13 children: 156 cards  
14 children: 182 cards  
15 children: 210 cards  
16 children: 240 cards  There are two 2s, three 3s, two4s, two 5s, two 6s, two 7s and two 8s 
17 children: 272 cards  
18 children: 306 cards  
19 children: 342 cards  
20 children: 380 cards  
21 children: 420 cards  
22 children: 462 cards  Every single number is even because they have all got an even number for the last digit 
23 children: 506 cards  
24 children: 552 cards  
25 children: 600 cards  
26 children: 650 cards  
27 children: 702 cards  
28 children: 756 cards  
29 children: 812 cards  
30 children: 870 cards'' 

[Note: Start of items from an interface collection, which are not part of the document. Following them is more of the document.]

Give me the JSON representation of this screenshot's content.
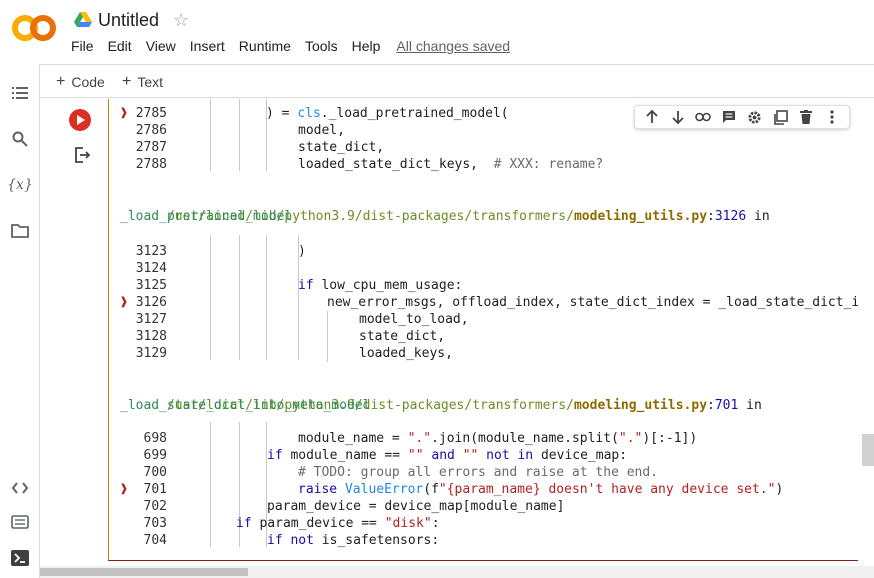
{
  "app": {
    "doc_title": "Untitled",
    "star_icon": "star-icon",
    "logo_text": "CO"
  },
  "menu": {
    "items": [
      "File",
      "Edit",
      "View",
      "Insert",
      "Runtime",
      "Tools",
      "Help"
    ],
    "saved_status": "All changes saved"
  },
  "toolbar": {
    "add_code": "Code",
    "add_text": "Text"
  },
  "rail": {
    "icons": [
      "toc-icon",
      "search-icon",
      "variables-icon",
      "folder-icon",
      "code-snippets-icon",
      "command-palette-icon",
      "terminal-icon"
    ],
    "variables_label": "{x}"
  },
  "cell_tools": [
    "move-up-icon",
    "move-down-icon",
    "link-icon",
    "comment-icon",
    "settings-icon",
    "mirror-cell-icon",
    "delete-icon",
    "more-icon"
  ],
  "output": {
    "block1": [
      {
        "n": "2785",
        "mark": true,
        "code": ") = cls._load_pretrained_model("
      },
      {
        "n": "2786",
        "mark": false,
        "code": "model,"
      },
      {
        "n": "2787",
        "mark": false,
        "code": "state_dict,"
      },
      {
        "n": "2788",
        "mark": false,
        "code": "loaded_state_dict_keys,  # XXX: rename?"
      }
    ],
    "trace1": {
      "path": "/usr/local/lib/python3.9/dist-packages/transformers/",
      "file": "modeling_utils.py",
      "lineno": "3126",
      "in": " in",
      "func": "_load_pretrained_model"
    },
    "block2": [
      {
        "n": "3123",
        "mark": false,
        "code": ")"
      },
      {
        "n": "3124",
        "mark": false,
        "code": ""
      },
      {
        "n": "3125",
        "mark": false,
        "code": "if low_cpu_mem_usage:"
      },
      {
        "n": "3126",
        "mark": true,
        "code": "new_error_msgs, offload_index, state_dict_index = _load_state_dict_i"
      },
      {
        "n": "3127",
        "mark": false,
        "code": "model_to_load,"
      },
      {
        "n": "3128",
        "mark": false,
        "code": "state_dict,"
      },
      {
        "n": "3129",
        "mark": false,
        "code": "loaded_keys,"
      }
    ],
    "trace2": {
      "path": "/usr/local/lib/python3.9/dist-packages/transformers/",
      "file": "modeling_utils.py",
      "lineno": "701",
      "in": " in",
      "func": "_load_state_dict_into_meta_model"
    },
    "block3": [
      {
        "n": "698",
        "mark": false,
        "code": "module_name = \".\".join(module_name.split(\".\")[:-1])"
      },
      {
        "n": "699",
        "mark": false,
        "code": "if module_name == \"\" and \"\" not in device_map:"
      },
      {
        "n": "700",
        "mark": false,
        "code": "# TODO: group all errors and raise at the end."
      },
      {
        "n": "701",
        "mark": true,
        "code": "raise ValueError(f\"{param_name} doesn't have any device set.\")"
      },
      {
        "n": "702",
        "mark": false,
        "code": "param_device = device_map[module_name]"
      },
      {
        "n": "703",
        "mark": false,
        "code": "if param_device == \"disk\":"
      },
      {
        "n": "704",
        "mark": false,
        "code": "if not is_safetensors:"
      }
    ]
  }
}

This is part of another solution sent in by Rachel from West Flegg Middle School. It shows another way to solve the problem.
"The number of arrows round the persons name represents how many cards they have sent and received, which is always one number less that the group number.''
Chris used a grid diagram to discover more patterns.
I see a pattern.
On a grid you end up with a diagonal line.
The numbers when multiplied are all even in the totals.
There is a pattern in the last digits of the multiplied numbers.
The pattern is 2, 0, 0, 2, 6, 2, 0, 0, 2, 6...
There is also a pattern where you multiply the number of people (first number) sending the cards by the same number less one (second number) because you don't send a card to yourself.eg:
4  x  3  = 12 
1 ^{st} = no. of people 
2 ^{nd} 
Class of 30 children; 30 x 29 = 870 cards sent.''
Here are results in a spread sheet form;